[Records from a data collection]
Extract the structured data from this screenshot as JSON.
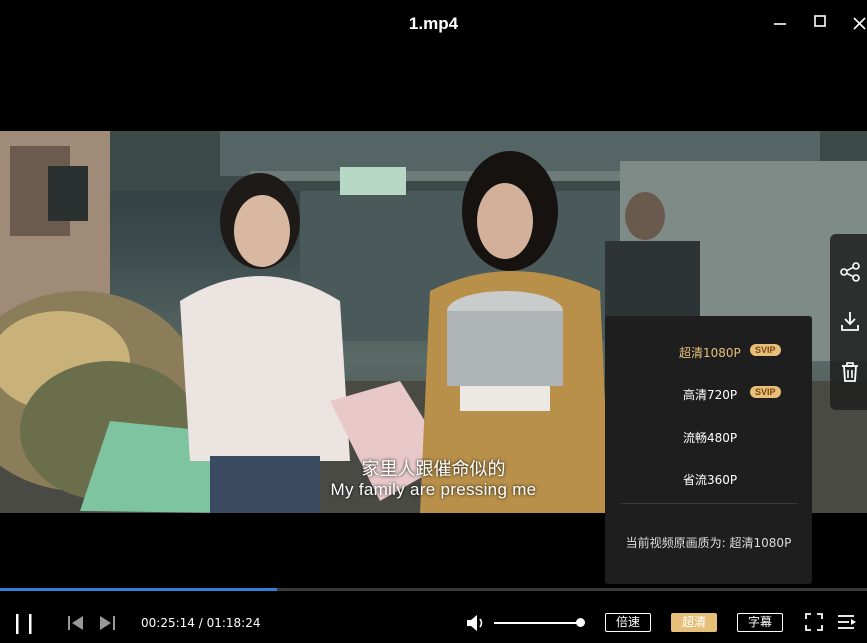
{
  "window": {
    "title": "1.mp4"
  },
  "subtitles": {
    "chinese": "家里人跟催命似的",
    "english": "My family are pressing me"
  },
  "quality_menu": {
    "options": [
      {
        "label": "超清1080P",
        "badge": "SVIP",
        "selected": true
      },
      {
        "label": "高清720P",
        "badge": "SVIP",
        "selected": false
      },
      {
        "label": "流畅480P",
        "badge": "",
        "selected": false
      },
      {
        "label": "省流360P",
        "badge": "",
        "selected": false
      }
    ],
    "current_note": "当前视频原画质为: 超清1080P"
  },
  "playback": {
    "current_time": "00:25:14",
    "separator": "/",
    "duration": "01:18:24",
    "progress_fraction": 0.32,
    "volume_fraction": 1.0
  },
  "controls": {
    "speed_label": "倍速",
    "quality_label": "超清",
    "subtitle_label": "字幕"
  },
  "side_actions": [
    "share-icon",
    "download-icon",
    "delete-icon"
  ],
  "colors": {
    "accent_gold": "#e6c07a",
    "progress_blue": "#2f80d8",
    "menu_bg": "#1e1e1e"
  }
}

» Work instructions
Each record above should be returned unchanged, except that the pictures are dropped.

» Result
Extract the structured data from this screenshot as JSON.
{
  "window": {
    "title": "1.mp4"
  },
  "subtitles": {
    "chinese": "家里人跟催命似的",
    "english": "My family are pressing me"
  },
  "quality_menu": {
    "options": [
      {
        "label": "超清1080P",
        "badge": "SVIP",
        "selected": true
      },
      {
        "label": "高清720P",
        "badge": "SVIP",
        "selected": false
      },
      {
        "label": "流畅480P",
        "badge": "",
        "selected": false
      },
      {
        "label": "省流360P",
        "badge": "",
        "selected": false
      }
    ],
    "current_note": "当前视频原画质为: 超清1080P"
  },
  "playback": {
    "current_time": "00:25:14",
    "separator": "/",
    "duration": "01:18:24",
    "progress_fraction": 0.32,
    "volume_fraction": 1.0
  },
  "controls": {
    "speed_label": "倍速",
    "quality_label": "超清",
    "subtitle_label": "字幕"
  },
  "side_actions": [
    "share-icon",
    "download-icon",
    "delete-icon"
  ],
  "colors": {
    "accent_gold": "#e6c07a",
    "progress_blue": "#2f80d8",
    "menu_bg": "#1e1e1e"
  }
}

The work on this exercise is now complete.